The last prince of Lippe was forced to abdicate during the November Revolution of 1918 following the Collapse of the Imperial German Army. Whilst Germany as a whole became the Weimar Republic. The district became a Freistaat one of the constituent parts of the new republic. In 1932 the Free State of Lippe was subdivided into two districts, Detmold and Lemgo. These continued to exist when in 1947 Lippe lost its status as a state of Germany and by order of the British military government was incorporated into the new federal state North Rhine-Westphalia; in 1949 this change was approved by the parliament. In 1969/70 the 168 cities and municipalities were merged to 16; and as the second part of the administrative reform in 1973 the two districts Lemgo and Detmold were merged to the district Lippe.

GeographyEdit

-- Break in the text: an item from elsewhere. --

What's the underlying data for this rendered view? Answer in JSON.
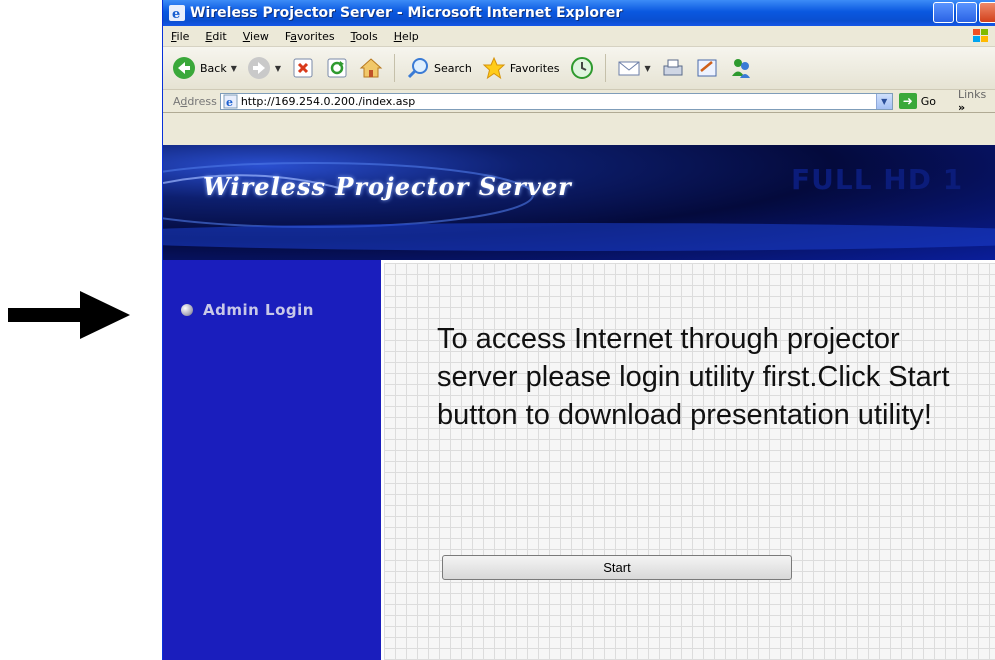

The Lippe district covers the northern part of the Teutoburg Forest, which also contain the highest elevation of the district, the 496 meter high Köterberg near Lügde. The lowest elevation is at the Weser river with 45.5 m. The main river is the Werre, and at the northern border of the district the Weser. The Lippe River, which shares the district's name, does not flow through Lippe, but has its headwaters right across the district line in Bad Lippspringe, Kreis Paderborn. The small territories of Lippstadt, Lipperode, and Cappel that belonged to Lippe until the mid 19th century, do lie in the valley of the river.

Coat of armsEdit

  The coat of arms shows the traditional symbol of the state of Lippe, the rose, as the district covers nearly the same area as the historic country. In the middle of the rose 16 stamens symbolize the 16 cities and municipalities of the district. The coat of arms was granted in 1973.

Despite the relatively small size of Lippe, the Lippish rose is also one of only three symbols included in the coat of arms of the state of North Rhine-Westphalia.

Towns and municipalitiesEdit

Culinary artEdit

The most famous dish served in Lippe is the pickert. In the past it was known as a meal for poor people. The main ingredients are potatoes, flour and raisins.

See alsoEdit

ReferencesEdit

  1. ^ "Bevölkerung der Gemeinden Nordrhein-Westfalens am 31. Dezember 2017" (in German). Landesbetrieb Information und Technik NRW. Retrieved 2018-09-21.

External linksEdit